Recent studies have suggested that low levels of 25-hydroxyvitamin D (25OHD) are associated with cardiovascular risks in medical patients. However, these associations have not been well documented in high risk surgical patients. We hypothesized that serum 25OHD, 1,25-dihydroxyvitamin D (1,25OHD) would be associated with the cardiac operative risk stratification score. The study was conducted with a cross-sectional design at a single academic medical center in Japan. Two hundred five adult patients scheduled for major cardiovascular surgery were included consecutively. Cardiac operative risk was evaluated with the European System for Cardiac Operative Risk Evaluation (EuroSCORE) scoring system. Correlations between 25OHD and 1,25OHD, and EuroSCORE were assessed using simple and multiple linear regression models. Mean 25OHD and 1,25OHD were 20.1±7.1 ng/mL and 51.2±19.2 pg/mL, respectively. Half and 88% of the study population showed deficient (<20 ng/mL) and insufficient (<30 ng/mL) 25OHD levels, respectively.
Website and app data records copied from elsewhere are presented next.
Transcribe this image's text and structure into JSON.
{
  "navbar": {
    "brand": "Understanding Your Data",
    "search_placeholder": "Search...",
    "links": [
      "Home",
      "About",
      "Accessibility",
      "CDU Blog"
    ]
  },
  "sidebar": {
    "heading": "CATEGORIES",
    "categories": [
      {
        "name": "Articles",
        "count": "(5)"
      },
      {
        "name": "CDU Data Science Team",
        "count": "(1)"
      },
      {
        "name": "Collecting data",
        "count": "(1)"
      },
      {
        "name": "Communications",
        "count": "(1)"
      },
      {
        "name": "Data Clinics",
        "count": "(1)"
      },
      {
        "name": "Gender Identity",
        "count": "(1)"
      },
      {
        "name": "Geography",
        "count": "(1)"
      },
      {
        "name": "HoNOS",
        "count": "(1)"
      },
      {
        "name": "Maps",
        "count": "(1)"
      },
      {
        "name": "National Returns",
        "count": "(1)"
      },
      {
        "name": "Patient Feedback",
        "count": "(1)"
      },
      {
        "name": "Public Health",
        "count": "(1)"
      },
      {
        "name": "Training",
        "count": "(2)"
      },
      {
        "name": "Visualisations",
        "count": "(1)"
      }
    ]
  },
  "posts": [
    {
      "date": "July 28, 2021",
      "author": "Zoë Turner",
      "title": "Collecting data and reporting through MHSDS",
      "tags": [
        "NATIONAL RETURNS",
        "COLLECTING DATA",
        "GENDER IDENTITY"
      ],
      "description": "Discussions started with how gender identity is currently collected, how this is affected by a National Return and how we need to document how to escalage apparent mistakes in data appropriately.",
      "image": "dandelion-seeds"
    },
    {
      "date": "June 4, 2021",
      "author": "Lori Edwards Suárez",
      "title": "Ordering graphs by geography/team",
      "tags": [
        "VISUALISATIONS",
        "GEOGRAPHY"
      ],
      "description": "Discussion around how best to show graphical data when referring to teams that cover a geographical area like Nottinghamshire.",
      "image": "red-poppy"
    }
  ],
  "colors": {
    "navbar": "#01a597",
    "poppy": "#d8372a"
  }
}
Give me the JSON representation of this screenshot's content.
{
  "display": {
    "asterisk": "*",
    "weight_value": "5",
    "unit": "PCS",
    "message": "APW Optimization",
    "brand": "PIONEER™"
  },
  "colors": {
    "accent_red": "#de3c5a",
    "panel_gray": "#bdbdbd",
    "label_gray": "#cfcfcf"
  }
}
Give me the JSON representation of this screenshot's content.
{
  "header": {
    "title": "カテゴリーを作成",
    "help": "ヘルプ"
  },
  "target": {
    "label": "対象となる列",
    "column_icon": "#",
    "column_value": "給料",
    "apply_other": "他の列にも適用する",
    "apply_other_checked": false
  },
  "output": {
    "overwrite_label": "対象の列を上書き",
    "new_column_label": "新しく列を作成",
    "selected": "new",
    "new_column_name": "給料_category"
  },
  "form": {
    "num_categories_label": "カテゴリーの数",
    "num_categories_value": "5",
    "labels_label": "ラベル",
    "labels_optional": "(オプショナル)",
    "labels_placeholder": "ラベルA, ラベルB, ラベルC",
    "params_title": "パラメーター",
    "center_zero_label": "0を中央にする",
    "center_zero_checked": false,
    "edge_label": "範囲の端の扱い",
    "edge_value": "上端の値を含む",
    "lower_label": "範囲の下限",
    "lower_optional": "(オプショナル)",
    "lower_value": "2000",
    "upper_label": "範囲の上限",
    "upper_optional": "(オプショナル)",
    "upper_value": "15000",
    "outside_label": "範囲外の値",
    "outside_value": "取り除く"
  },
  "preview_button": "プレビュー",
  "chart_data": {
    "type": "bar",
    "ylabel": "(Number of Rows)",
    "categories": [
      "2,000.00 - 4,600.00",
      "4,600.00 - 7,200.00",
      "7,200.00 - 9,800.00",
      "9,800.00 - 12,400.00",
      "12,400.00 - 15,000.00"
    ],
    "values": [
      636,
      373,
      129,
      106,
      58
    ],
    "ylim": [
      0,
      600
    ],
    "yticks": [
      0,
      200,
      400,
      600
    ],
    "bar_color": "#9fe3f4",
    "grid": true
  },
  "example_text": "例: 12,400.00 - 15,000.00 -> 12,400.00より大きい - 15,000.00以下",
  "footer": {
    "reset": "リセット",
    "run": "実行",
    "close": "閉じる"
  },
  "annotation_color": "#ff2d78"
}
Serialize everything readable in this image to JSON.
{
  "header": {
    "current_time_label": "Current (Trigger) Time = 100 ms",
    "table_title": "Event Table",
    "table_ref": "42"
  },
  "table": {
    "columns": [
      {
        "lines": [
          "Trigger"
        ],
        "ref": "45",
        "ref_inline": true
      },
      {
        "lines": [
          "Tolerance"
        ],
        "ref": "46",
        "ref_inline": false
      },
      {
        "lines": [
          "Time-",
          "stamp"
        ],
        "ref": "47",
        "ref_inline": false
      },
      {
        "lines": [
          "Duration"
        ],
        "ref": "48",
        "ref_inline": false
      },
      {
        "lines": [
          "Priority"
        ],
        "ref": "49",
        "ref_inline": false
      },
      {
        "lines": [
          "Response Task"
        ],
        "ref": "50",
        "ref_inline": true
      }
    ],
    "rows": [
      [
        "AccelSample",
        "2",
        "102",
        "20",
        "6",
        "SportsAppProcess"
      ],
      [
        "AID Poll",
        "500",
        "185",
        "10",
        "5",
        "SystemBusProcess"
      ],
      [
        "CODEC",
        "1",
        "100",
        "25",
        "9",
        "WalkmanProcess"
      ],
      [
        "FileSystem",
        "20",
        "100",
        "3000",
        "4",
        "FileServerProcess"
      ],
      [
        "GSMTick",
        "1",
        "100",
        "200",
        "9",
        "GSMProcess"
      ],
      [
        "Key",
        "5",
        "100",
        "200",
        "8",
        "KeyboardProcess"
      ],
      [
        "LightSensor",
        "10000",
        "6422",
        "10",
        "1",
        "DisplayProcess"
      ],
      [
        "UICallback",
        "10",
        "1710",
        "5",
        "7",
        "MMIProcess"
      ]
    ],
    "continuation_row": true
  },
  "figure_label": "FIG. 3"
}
In contrast, only 3% showed 1,25OHD levels lower than normal (<20 pg/mL). Circulating 25OHD levels, but not 1,25OHD levels, were negatively correlated with EuroSCORE (p=0.005) even after adjusted for body mass index, albumin, hypertension, dyslipidemia, diabetes mellitus, creatinine, use of statin, high sensitive C-reactive protein, and intact parathyroid hormone. These results suggest that serum 25OHD levels are inversely associated with operative risk severity of patients undergoing major cardiovascular surgery.
2012 by the Center for Academic Publications Japan